Explorer Ultralight-Sierra Nevada Report
Well I recently returned from my Yosemite high country trip. I knew going into this that it was going to be cold at night. It usually is near 10K feet. Proper insulation in the HH was a major concern especially since I didn't want to spend the cash for a quilt. Here is what I had.
Explorer Ultra Light
Walmart Blue Pad
Moonstone 20F bag
LL Bean Down packable jacket
First off as you may know the Sierra has some BIG trees. Really big. In fact there aren't many small trees and one of the biggest challenges was finding trees small enough to set up the HH's. I had a set of 42' Tree huggers but in most cases they were useless. We managed to find some smaller trees at every stop but sometimes it wasn't easy.
First night it was warm in the low 40's. Never even put on a hat. Besides the bears sniffing around all night I was very comfy.
Second night the cold air moved in. Got into the low 30's. Put that hat one at some point in the night and my feet got a little chilly. I was using the fleece blanket as a pillow and had the down coat in the HH but it wasn't being used for anything. I was inside the moonstone mummy bag. I was wearing fleece pants and a fleece pullover. My feet were extended a foot or so over the end of the Walmart Blue. No insulation under them and I felt it.

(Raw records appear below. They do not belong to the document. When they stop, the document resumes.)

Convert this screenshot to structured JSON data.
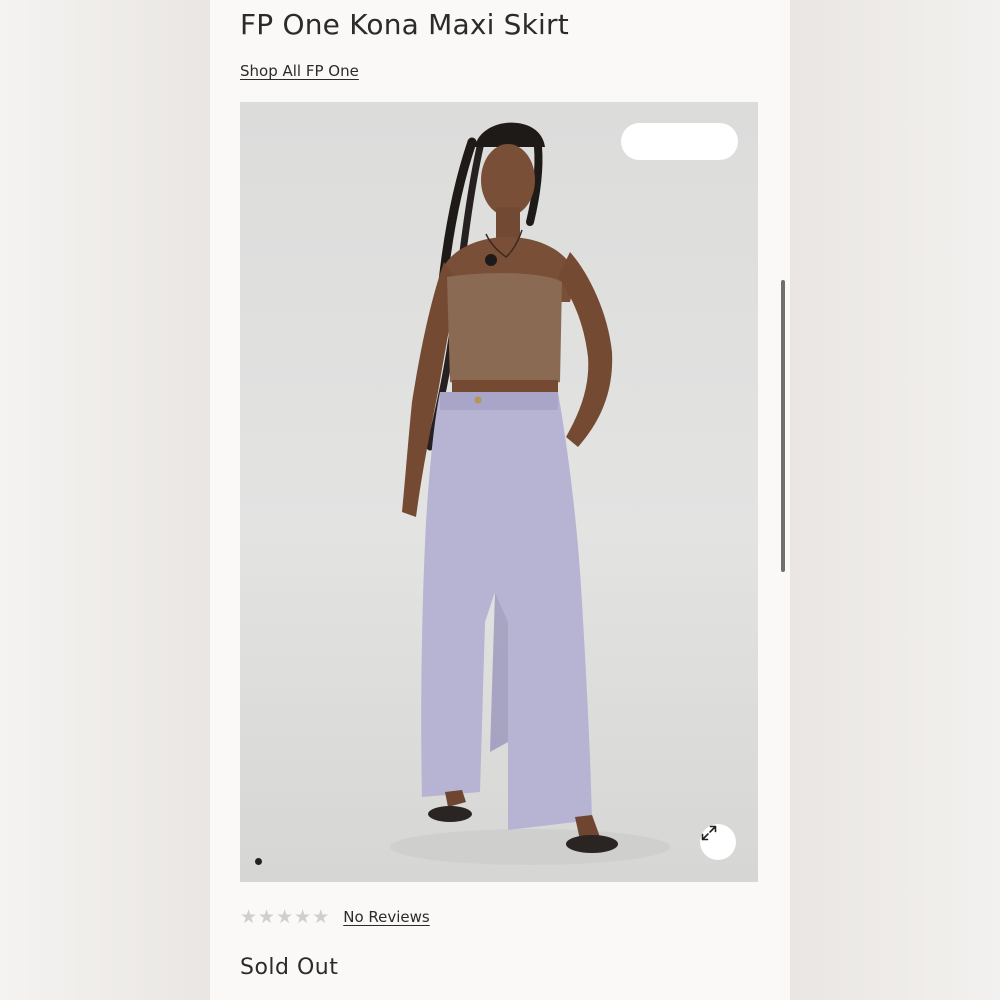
{
  "product": {
    "title": "FP One Kona Maxi Skirt",
    "shop_link": "Shop All FP One",
    "reviews_label": "No Reviews",
    "rating": 0,
    "rating_max": 5,
    "status": "Sold Out"
  },
  "gallery": {
    "image_alt": "model wearing lavender denim maxi skirt with brown tube top",
    "current_slide": 1,
    "expand_icon": "expand-icon"
  },
  "colors": {
    "skirt": "#b6b3d3",
    "top": "#8a6a52",
    "background": "#dcdcdb",
    "star_empty": "#cfcfcf"
  }
}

Third night (9200 feet) was cold. 20F easy. My feet got really cold so in the middle of the night I wrapped the down coat around my feet. My back was fine. There was no wind and I may have been a problem if there was. My feet never really warmed up. I should have started the night with the down under my feet.
The next morning I went to take a drink out of the Nalgene and as soon as I opened it it started to freeze. It basically turned from a liquid state to solid in 5 or 6 seconds before my very eyes. Crazy.
4th and 5th night was in the Valley at around 4000 feet. It was in the high 50's at night. Slept with the rainfly off and gazed at the stars while listening to Dark Side of the Moon in the Ipod. The backpackers campground has about 25 sites and only 2 can hold a hammock in the trees. Big trees everywhere.
6th night slept in a hotel near the ocean and it was the first night on the trip I woke with a sore back.
Bottom line: The HH is not any worse than a tent in 20F weather. The Blue pad worked fine. Minimal condensation issues. Easy set up most of the time and was a ultra comfy way to backpack. I'd be concerned it there was a wind storm. The rainfly didn't cover that great. Works ok in the SN where they basically get no rain June-Sept. Money well spent. Now I need to figure how to set the HH up in my room! No more tents for me.